(Article by Lucas Nolan from Breitbart.com)
Publications such as The New York Times, The Guardian, and The Economist are testing the new software as a way of policing comments sections, according to the Financial Times.
“News organizations want to encourage engagement and discussion around their content, but find that sorting through millions of comments to find those that are trolling or abusive takes a lot of money, labour and time,” said Jared Cohen, president of Jigsaw, the Google social incubator that built the tool. “As a result, many sites have shut down comments altogether. But they tell us that isn’t the solution they want.”

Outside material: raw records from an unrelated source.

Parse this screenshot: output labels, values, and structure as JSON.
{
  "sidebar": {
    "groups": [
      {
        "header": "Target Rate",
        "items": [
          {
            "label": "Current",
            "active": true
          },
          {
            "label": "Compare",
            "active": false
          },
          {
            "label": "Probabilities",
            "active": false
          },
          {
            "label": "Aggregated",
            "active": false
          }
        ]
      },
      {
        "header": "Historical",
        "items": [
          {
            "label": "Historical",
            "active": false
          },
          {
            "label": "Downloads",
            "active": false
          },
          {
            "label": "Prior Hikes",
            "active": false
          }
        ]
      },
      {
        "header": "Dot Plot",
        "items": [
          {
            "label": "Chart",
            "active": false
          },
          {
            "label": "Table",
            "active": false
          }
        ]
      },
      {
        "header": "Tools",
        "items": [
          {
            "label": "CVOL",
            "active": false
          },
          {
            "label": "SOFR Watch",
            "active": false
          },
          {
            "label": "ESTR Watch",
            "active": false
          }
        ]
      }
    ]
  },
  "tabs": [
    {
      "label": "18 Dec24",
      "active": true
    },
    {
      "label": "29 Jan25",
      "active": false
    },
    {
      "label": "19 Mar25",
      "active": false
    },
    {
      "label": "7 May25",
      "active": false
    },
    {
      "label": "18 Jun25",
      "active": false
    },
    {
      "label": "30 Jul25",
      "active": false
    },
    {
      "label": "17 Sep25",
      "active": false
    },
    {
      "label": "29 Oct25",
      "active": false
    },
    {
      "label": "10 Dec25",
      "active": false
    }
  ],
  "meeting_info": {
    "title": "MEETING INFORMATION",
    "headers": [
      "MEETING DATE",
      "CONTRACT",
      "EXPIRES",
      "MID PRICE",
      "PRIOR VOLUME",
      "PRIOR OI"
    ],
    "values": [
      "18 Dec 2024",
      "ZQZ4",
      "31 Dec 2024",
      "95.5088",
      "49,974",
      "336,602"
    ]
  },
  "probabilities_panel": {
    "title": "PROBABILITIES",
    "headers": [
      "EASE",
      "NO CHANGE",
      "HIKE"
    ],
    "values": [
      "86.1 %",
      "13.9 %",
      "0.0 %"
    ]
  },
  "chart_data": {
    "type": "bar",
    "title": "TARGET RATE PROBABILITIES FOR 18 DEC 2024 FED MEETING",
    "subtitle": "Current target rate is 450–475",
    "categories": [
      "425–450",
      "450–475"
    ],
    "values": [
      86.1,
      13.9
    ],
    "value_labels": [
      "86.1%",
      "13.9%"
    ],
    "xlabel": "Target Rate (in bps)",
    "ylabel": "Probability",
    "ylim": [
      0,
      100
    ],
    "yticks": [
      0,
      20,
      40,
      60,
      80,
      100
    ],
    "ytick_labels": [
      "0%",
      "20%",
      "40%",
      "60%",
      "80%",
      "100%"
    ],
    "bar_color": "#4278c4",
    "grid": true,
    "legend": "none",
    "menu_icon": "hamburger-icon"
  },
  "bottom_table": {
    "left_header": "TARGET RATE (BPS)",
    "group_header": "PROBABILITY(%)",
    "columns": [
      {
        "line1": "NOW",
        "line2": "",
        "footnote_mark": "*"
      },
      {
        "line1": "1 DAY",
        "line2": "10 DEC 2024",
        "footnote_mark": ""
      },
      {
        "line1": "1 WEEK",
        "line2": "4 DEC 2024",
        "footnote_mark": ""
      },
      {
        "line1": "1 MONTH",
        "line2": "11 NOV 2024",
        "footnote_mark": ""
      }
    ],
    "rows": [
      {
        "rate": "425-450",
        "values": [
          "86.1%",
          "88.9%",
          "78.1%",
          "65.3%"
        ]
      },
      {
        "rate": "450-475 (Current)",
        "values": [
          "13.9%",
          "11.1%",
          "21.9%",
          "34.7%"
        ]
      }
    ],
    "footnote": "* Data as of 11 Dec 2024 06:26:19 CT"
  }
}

Perspective is available to all publications that are currently part of Google’s Digital News Initiative, which includes The Guardian, the BBC and The Financial Times. In theory, the software could also be utilized by social media companies such as Facebook and Twitter. Twitter has recently attempted to impose stricter rules on users in an attempt to reduce supposed harassment on the platform.
CJ Adams, a product manager at Jigsaw, discussed the adaptability of their program, saying, “We are open to working with anyone from small developers to the biggest platforms on the internet. We all have a shared interest and benefit from healthy online discussions.”
Perspective is used to filter and compile comments on websites for human review. In order to learn what exactly counts as a “toxic” comment, the program studied hundreds of thousands of user comments that had been deemed unacceptable by reviewers on websites like The New York Times and Wikipedia. “All of us are familiar with increased toxicity around comments in online conversations,” said Cohen. “People are leaving conversations because of this, and we want to empower publications to get those people back.”
Apparently Perspective cut the review time of comments on The New York Times in half, allowing reviewers to check twice as many comments thanks to Perspective’s comment filtering abilities. Speed is paramount to Paragon, Jigsaw’s Chief Research Scientist Lucas Dixon said: “Their goal is to be able to [improve] review speed by 10x, so the project is ongoing.”
Read more at: Breitbart.com